Component data from apps and pages:
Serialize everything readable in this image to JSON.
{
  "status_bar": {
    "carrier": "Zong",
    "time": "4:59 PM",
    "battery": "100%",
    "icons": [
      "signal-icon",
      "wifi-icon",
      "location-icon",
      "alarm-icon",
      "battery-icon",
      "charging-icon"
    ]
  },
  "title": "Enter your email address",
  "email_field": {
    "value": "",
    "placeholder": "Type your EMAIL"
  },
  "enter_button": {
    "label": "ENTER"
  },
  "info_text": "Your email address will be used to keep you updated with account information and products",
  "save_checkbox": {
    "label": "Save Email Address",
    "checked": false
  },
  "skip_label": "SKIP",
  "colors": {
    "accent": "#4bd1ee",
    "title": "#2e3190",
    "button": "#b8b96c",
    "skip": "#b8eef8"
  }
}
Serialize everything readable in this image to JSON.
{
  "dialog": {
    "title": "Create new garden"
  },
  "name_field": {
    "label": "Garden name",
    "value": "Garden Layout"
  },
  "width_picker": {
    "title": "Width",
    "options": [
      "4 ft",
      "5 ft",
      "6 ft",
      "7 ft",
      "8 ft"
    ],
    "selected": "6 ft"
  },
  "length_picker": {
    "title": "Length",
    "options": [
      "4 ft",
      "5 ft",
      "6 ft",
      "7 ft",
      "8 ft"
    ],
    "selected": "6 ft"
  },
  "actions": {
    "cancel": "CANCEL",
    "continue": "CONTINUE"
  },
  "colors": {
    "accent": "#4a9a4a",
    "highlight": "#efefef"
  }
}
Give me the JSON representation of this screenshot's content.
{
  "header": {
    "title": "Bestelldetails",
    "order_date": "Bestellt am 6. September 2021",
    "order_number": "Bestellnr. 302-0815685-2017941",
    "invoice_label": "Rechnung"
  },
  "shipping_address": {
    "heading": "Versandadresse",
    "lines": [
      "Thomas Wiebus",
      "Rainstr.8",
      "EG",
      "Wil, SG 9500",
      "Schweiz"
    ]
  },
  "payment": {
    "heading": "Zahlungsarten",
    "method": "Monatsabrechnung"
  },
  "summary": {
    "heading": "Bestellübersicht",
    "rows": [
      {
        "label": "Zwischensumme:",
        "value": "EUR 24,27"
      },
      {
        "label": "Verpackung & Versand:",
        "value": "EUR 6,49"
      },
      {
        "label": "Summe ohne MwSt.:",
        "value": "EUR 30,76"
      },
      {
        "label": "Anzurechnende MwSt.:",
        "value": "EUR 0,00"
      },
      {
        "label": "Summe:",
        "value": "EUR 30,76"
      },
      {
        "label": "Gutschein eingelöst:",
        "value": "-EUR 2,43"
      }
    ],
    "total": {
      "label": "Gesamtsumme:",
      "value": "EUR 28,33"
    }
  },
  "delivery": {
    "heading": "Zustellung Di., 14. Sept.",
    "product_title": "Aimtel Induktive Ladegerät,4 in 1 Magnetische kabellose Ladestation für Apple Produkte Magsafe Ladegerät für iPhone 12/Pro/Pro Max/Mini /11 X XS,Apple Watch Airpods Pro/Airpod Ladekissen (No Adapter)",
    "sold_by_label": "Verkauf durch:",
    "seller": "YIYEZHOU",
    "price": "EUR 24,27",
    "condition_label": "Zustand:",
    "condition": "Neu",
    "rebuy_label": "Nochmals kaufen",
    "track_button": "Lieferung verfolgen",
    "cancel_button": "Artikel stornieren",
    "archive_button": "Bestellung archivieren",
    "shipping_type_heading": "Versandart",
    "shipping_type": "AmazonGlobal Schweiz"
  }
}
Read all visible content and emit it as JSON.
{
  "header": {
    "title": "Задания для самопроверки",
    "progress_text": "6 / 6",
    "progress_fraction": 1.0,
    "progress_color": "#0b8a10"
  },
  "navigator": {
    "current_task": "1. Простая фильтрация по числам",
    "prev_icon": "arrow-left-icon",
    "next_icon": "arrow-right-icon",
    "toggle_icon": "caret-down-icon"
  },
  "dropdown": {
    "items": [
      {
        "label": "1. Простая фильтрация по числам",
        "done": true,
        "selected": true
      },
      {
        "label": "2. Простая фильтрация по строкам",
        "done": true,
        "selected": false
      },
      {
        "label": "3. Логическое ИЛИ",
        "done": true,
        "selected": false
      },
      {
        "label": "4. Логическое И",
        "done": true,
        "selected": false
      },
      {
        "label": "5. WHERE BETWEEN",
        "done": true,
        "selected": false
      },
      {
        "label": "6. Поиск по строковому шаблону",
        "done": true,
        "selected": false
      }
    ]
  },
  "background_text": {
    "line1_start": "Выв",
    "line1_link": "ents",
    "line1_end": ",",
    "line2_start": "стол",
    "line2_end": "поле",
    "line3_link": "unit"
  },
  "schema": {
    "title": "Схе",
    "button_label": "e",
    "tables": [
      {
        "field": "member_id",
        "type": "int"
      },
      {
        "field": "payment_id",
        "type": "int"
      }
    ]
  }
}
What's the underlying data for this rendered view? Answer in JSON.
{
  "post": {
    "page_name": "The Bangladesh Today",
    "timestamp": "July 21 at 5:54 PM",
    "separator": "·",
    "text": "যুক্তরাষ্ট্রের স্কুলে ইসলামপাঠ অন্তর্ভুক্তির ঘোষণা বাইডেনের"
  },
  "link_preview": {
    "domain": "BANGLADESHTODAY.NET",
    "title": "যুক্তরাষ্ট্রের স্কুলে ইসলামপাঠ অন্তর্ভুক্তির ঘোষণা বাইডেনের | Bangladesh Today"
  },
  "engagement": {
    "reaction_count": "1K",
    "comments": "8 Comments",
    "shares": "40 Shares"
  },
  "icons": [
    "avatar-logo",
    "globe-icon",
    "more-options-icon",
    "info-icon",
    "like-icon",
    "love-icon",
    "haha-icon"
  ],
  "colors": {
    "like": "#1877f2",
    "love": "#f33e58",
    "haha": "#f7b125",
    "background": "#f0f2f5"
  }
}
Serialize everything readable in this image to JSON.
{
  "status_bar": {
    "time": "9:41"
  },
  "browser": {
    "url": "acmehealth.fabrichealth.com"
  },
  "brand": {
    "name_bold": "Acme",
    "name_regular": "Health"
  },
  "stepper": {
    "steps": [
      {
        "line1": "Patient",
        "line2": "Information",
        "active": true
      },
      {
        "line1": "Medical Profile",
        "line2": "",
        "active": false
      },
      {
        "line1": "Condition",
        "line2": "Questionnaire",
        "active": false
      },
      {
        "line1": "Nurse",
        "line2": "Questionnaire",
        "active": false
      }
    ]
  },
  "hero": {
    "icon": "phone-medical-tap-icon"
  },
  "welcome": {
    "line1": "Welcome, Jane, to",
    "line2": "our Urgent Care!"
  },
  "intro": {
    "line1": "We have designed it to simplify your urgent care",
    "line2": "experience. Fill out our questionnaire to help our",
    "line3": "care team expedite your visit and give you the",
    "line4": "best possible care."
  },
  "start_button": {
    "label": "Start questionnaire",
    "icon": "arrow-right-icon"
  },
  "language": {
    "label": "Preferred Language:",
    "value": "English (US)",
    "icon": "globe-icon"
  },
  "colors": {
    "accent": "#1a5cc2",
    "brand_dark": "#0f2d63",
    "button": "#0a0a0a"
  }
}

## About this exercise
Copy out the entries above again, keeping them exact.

## Answer to this problem
Serialize everything readable in this image to JSON.
{
  "status_bar": {
    "carrier": "Zong",
    "time": "4:59 PM",
    "battery": "100%",
    "icons": [
      "signal-icon",
      "wifi-icon",
      "location-icon",
      "alarm-icon",
      "battery-icon",
      "charging-icon"
    ]
  },
  "title": "Enter your email address",
  "email_field": {
    "value": "",
    "placeholder": "Type your EMAIL"
  },
  "enter_button": {
    "label": "ENTER"
  },
  "info_text": "Your email address will be used to keep you updated with account information and products",
  "save_checkbox": {
    "label": "Save Email Address",
    "checked": false
  },
  "skip_label": "SKIP",
  "colors": {
    "accent": "#4bd1ee",
    "title": "#2e3190",
    "button": "#b8b96c",
    "skip": "#b8eef8"
  }
}
Serialize everything readable in this image to JSON.
{
  "dialog": {
    "title": "Create new garden"
  },
  "name_field": {
    "label": "Garden name",
    "value": "Garden Layout"
  },
  "width_picker": {
    "title": "Width",
    "options": [
      "4 ft",
      "5 ft",
      "6 ft",
      "7 ft",
      "8 ft"
    ],
    "selected": "6 ft"
  },
  "length_picker": {
    "title": "Length",
    "options": [
      "4 ft",
      "5 ft",
      "6 ft",
      "7 ft",
      "8 ft"
    ],
    "selected": "6 ft"
  },
  "actions": {
    "cancel": "CANCEL",
    "continue": "CONTINUE"
  },
  "colors": {
    "accent": "#4a9a4a",
    "highlight": "#efefef"
  }
}
Give me the JSON representation of this screenshot's content.
{
  "header": {
    "title": "Bestelldetails",
    "order_date": "Bestellt am 6. September 2021",
    "order_number": "Bestellnr. 302-0815685-2017941",
    "invoice_label": "Rechnung"
  },
  "shipping_address": {
    "heading": "Versandadresse",
    "lines": [
      "Thomas Wiebus",
      "Rainstr.8",
      "EG",
      "Wil, SG 9500",
      "Schweiz"
    ]
  },
  "payment": {
    "heading": "Zahlungsarten",
    "method": "Monatsabrechnung"
  },
  "summary": {
    "heading": "Bestellübersicht",
    "rows": [
      {
        "label": "Zwischensumme:",
        "value": "EUR 24,27"
      },
      {
        "label": "Verpackung & Versand:",
        "value": "EUR 6,49"
      },
      {
        "label": "Summe ohne MwSt.:",
        "value": "EUR 30,76"
      },
      {
        "label": "Anzurechnende MwSt.:",
        "value": "EUR 0,00"
      },
      {
        "label": "Summe:",
        "value": "EUR 30,76"
      },
      {
        "label": "Gutschein eingelöst:",
        "value": "-EUR 2,43"
      }
    ],
    "total": {
      "label": "Gesamtsumme:",
      "value": "EUR 28,33"
    }
  },
  "delivery": {
    "heading": "Zustellung Di., 14. Sept.",
    "product_title": "Aimtel Induktive Ladegerät,4 in 1 Magnetische kabellose Ladestation für Apple Produkte Magsafe Ladegerät für iPhone 12/Pro/Pro Max/Mini /11 X XS,Apple Watch Airpods Pro/Airpod Ladekissen (No Adapter)",
    "sold_by_label": "Verkauf durch:",
    "seller": "YIYEZHOU",
    "price": "EUR 24,27",
    "condition_label": "Zustand:",
    "condition": "Neu",
    "rebuy_label": "Nochmals kaufen",
    "track_button": "Lieferung verfolgen",
    "cancel_button": "Artikel stornieren",
    "archive_button": "Bestellung archivieren",
    "shipping_type_heading": "Versandart",
    "shipping_type": "AmazonGlobal Schweiz"
  }
}
Read all visible content and emit it as JSON.
{
  "header": {
    "title": "Задания для самопроверки",
    "progress_text": "6 / 6",
    "progress_fraction": 1.0,
    "progress_color": "#0b8a10"
  },
  "navigator": {
    "current_task": "1. Простая фильтрация по числам",
    "prev_icon": "arrow-left-icon",
    "next_icon": "arrow-right-icon",
    "toggle_icon": "caret-down-icon"
  },
  "dropdown": {
    "items": [
      {
        "label": "1. Простая фильтрация по числам",
        "done": true,
        "selected": true
      },
      {
        "label": "2. Простая фильтрация по строкам",
        "done": true,
        "selected": false
      },
      {
        "label": "3. Логическое ИЛИ",
        "done": true,
        "selected": false
      },
      {
        "label": "4. Логическое И",
        "done": true,
        "selected": false
      },
      {
        "label": "5. WHERE BETWEEN",
        "done": true,
        "selected": false
      },
      {
        "label": "6. Поиск по строковому шаблону",
        "done": true,
        "selected": false
      }
    ]
  },
  "background_text": {
    "line1_start": "Выв",
    "line1_link": "ents",
    "line1_end": ",",
    "line2_start": "стол",
    "line2_end": "поле",
    "line3_link": "unit"
  },
  "schema": {
    "title": "Схе",
    "button_label": "e",
    "tables": [
      {
        "field": "member_id",
        "type": "int"
      },
      {
        "field": "payment_id",
        "type": "int"
      }
    ]
  }
}
What's the underlying data for this rendered view? Answer in JSON.
{
  "post": {
    "page_name": "The Bangladesh Today",
    "timestamp": "July 21 at 5:54 PM",
    "separator": "·",
    "text": "যুক্তরাষ্ট্রের স্কুলে ইসলামপাঠ অন্তর্ভুক্তির ঘোষণা বাইডেনের"
  },
  "link_preview": {
    "domain": "BANGLADESHTODAY.NET",
    "title": "যুক্তরাষ্ট্রের স্কুলে ইসলামপাঠ অন্তর্ভুক্তির ঘোষণা বাইডেনের | Bangladesh Today"
  },
  "engagement": {
    "reaction_count": "1K",
    "comments": "8 Comments",
    "shares": "40 Shares"
  },
  "icons": [
    "avatar-logo",
    "globe-icon",
    "more-options-icon",
    "info-icon",
    "like-icon",
    "love-icon",
    "haha-icon"
  ],
  "colors": {
    "like": "#1877f2",
    "love": "#f33e58",
    "haha": "#f7b125",
    "background": "#f0f2f5"
  }
}
Serialize everything readable in this image to JSON.
{
  "status_bar": {
    "time": "9:41"
  },
  "browser": {
    "url": "acmehealth.fabrichealth.com"
  },
  "brand": {
    "name_bold": "Acme",
    "name_regular": "Health"
  },
  "stepper": {
    "steps": [
      {
        "line1": "Patient",
        "line2": "Information",
        "active": true
      },
      {
        "line1": "Medical Profile",
        "line2": "",
        "active": false
      },
      {
        "line1": "Condition",
        "line2": "Questionnaire",
        "active": false
      },
      {
        "line1": "Nurse",
        "line2": "Questionnaire",
        "active": false
      }
    ]
  },
  "hero": {
    "icon": "phone-medical-tap-icon"
  },
  "welcome": {
    "line1": "Welcome, Jane, to",
    "line2": "our Urgent Care!"
  },
  "intro": {
    "line1": "We have designed it to simplify your urgent care",
    "line2": "experience. Fill out our questionnaire to help our",
    "line3": "care team expedite your visit and give you the",
    "line4": "best possible care."
  },
  "start_button": {
    "label": "Start questionnaire",
    "icon": "arrow-right-icon"
  },
  "language": {
    "label": "Preferred Language:",
    "value": "English (US)",
    "icon": "globe-icon"
  },
  "colors": {
    "accent": "#1a5cc2",
    "brand_dark": "#0f2d63",
    "button": "#0a0a0a"
  }
}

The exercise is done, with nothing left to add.